When one wants to tap into the equity of their home, as the image above demonstrates, one usually has 3, main, options, that just about anyone can use:
Option 1: HEL (Home Equity Loan),
Option 2: HELOC (Home Equity Line Of Credit),
Option 3: Cash Out ReFi (Refinance).
Each of these have pros and cons. HELOCs are generally considered the “easiest,” whreas the Cash Out Refi is considered the “hardest,” where the HELs fall in between. What you need to keep in mind, for all of these is that in most, if not all, circumstances, while you will have “cash” for your investment options, you will now have two debts: your original mortgage (or new mortgage, for the ReFi), and your new loan.

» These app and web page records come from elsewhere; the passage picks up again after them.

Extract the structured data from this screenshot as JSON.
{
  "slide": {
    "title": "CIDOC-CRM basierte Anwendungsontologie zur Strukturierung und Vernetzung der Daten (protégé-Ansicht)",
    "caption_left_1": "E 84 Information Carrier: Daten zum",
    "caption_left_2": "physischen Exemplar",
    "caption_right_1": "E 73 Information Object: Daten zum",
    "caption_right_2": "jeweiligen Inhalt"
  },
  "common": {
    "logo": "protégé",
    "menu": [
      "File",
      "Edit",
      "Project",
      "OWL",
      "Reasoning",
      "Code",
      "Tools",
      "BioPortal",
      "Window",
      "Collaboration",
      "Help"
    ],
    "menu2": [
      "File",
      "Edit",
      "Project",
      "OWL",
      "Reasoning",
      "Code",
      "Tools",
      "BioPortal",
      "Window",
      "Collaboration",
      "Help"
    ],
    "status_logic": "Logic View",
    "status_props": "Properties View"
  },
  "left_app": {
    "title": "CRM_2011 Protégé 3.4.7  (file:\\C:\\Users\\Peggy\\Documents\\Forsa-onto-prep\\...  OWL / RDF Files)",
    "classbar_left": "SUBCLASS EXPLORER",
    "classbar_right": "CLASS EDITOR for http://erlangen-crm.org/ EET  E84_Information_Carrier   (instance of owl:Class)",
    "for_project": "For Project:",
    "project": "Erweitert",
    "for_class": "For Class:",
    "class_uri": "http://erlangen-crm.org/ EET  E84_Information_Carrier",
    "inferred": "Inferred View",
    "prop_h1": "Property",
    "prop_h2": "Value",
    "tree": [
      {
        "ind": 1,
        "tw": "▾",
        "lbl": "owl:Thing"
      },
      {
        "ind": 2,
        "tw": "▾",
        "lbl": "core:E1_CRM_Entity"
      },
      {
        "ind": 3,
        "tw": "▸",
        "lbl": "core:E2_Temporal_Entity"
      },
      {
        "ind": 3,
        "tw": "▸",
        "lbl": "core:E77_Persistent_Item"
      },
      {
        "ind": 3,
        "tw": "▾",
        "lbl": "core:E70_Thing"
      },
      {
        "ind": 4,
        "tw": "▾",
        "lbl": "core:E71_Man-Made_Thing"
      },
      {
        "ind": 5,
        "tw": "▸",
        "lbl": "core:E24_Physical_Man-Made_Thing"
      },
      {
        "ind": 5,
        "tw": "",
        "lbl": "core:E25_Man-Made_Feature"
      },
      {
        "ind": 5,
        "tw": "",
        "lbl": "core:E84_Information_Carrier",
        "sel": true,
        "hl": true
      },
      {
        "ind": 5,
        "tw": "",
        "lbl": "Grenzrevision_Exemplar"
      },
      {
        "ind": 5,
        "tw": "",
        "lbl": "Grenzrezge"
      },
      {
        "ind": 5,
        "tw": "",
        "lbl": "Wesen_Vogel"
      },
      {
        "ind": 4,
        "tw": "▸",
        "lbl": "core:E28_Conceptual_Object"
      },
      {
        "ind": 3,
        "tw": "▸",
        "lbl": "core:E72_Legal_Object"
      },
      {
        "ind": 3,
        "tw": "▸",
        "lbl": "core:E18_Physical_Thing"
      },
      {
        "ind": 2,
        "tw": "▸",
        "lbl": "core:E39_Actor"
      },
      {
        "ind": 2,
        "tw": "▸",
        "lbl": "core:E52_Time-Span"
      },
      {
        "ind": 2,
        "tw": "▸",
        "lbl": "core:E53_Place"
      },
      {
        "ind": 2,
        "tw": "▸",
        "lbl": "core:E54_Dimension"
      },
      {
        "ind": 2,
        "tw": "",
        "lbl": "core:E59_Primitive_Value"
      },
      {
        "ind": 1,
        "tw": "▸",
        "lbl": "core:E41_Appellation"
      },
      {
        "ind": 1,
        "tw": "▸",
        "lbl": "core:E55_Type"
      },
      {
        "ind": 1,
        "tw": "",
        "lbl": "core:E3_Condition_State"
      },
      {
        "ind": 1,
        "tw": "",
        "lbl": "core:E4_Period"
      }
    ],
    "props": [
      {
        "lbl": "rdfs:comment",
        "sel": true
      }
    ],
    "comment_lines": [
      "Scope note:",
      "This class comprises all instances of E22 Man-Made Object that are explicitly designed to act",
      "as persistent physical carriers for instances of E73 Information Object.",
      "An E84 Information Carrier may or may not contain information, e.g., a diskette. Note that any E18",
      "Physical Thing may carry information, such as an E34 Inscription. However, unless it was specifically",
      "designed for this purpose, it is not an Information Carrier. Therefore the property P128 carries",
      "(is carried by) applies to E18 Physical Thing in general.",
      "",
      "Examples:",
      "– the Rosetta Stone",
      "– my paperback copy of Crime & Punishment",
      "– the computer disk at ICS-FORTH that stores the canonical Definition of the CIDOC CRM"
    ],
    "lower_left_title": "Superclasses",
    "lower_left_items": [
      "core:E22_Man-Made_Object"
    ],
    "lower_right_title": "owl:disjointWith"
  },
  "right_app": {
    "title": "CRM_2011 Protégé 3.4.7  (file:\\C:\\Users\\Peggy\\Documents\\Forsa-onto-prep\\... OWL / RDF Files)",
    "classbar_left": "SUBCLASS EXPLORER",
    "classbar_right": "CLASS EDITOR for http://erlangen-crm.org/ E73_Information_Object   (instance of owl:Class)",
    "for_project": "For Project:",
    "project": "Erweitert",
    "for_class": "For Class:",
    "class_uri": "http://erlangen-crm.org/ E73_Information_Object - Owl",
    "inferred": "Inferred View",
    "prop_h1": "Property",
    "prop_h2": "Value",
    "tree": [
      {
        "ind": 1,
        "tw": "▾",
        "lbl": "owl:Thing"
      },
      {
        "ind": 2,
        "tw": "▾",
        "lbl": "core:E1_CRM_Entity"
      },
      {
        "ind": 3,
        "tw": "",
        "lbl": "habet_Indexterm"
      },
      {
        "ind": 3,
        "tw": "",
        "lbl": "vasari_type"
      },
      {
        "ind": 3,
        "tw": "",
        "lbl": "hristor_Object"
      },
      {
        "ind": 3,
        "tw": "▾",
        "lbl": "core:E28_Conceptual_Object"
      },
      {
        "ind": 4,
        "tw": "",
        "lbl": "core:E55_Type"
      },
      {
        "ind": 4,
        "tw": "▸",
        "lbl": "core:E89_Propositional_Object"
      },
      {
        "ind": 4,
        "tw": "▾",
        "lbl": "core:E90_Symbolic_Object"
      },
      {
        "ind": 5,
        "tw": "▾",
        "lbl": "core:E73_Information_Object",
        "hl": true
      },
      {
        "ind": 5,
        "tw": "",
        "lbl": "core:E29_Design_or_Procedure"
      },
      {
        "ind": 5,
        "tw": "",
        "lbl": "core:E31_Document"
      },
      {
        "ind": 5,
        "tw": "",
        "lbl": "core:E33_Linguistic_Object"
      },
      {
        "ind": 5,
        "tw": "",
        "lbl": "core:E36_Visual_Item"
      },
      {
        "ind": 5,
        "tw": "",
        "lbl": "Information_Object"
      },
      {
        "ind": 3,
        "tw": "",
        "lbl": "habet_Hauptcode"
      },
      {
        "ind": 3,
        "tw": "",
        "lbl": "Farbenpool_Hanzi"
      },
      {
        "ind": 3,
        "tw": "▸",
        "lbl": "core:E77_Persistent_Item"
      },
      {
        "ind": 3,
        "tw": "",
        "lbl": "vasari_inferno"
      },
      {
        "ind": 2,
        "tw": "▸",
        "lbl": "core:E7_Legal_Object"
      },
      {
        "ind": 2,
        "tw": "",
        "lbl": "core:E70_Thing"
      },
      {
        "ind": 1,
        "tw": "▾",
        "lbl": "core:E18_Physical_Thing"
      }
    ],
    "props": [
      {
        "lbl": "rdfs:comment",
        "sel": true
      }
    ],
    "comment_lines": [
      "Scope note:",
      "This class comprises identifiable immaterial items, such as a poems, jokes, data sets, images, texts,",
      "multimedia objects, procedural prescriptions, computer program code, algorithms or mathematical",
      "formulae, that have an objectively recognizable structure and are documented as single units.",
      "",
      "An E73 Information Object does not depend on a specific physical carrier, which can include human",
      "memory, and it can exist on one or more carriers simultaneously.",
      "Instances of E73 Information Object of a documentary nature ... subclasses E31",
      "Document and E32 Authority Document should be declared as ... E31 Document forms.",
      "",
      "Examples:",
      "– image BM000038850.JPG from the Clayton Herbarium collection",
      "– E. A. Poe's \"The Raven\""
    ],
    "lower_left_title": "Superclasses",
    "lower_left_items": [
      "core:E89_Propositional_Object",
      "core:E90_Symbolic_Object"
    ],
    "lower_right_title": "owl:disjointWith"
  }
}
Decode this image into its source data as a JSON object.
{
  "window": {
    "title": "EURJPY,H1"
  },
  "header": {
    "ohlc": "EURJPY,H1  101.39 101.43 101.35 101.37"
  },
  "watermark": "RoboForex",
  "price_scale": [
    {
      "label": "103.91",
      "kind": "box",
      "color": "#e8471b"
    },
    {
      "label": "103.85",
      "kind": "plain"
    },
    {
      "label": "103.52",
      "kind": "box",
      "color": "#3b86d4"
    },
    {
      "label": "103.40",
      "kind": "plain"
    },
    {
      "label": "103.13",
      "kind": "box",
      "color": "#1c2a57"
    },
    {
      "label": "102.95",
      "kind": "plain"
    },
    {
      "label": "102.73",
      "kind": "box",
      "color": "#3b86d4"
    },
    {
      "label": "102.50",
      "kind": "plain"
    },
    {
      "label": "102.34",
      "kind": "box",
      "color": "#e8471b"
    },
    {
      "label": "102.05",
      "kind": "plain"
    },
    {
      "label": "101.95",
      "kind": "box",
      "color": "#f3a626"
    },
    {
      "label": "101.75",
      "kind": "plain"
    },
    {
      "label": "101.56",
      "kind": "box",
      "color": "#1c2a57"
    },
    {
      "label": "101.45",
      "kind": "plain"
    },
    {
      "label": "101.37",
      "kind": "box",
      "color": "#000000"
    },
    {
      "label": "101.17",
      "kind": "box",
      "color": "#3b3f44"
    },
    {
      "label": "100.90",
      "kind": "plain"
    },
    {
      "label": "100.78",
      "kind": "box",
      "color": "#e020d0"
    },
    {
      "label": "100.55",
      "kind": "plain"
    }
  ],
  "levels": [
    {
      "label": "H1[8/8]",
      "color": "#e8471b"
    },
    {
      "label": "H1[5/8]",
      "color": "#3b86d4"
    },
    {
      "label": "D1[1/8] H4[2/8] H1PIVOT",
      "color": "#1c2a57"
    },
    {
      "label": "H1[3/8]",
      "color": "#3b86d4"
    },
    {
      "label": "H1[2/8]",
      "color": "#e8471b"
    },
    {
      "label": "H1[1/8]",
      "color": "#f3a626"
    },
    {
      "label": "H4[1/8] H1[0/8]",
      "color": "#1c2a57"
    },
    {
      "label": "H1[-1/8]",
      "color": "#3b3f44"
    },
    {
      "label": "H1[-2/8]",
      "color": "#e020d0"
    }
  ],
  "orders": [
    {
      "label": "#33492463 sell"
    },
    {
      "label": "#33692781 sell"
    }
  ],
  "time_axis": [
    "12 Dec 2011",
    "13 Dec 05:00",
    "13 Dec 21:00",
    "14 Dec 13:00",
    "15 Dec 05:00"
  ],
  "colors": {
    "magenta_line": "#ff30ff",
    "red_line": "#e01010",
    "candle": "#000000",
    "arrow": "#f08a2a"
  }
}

You can opt to go to your original mortgage provider, shop around, or check out a lending exchange (Lending Tree, Prosper, etc), to see if you can tap into your equity, and invest in that equity into real estate, or a business, and as long as there is enough profit, it can pay back the investment amount, as well as your mortgage. However, there is one more, main option, that involves no monthly payments and no interest! It is “equity sharing.”
Q: Is this a loan?
A: No. With no interest and no monthly payments, it is a mortgage debt alternative.
Q: How does this work?
A: You trade a share in the change of your property's future value (up or down), for a set amount of cash now.
Q: How much can I receive?
A: 10 - 20% of your homes appraised value. The most invested in one home is $500,000.
Q: What are the basic qualification guides?
A: A credit score of +650 (may consider 600), DTI (debt to income) ratio of less than 50%, it must be your primary residence, and other factors.
Q: What types of properties are considered:
A: Single family homes, Condominiums, Townhomes. Second homes may be considered. Any other types may be considered on a case by case, as the firm decides. Manufactured/mobile homes are generally not considered.
Q: What can this be used for?
A: Anything you desire, from debt consolation to home improvements. 100K Investing, LLC., highly suggests that you use the money to invest, such as in real estate, or a business.
At the end of the term--from 10 - 30 years--the invested money is due. The most common way is to sell your home. However, if you have invested the money, you can use that money earned from your investment, to pay back the investors.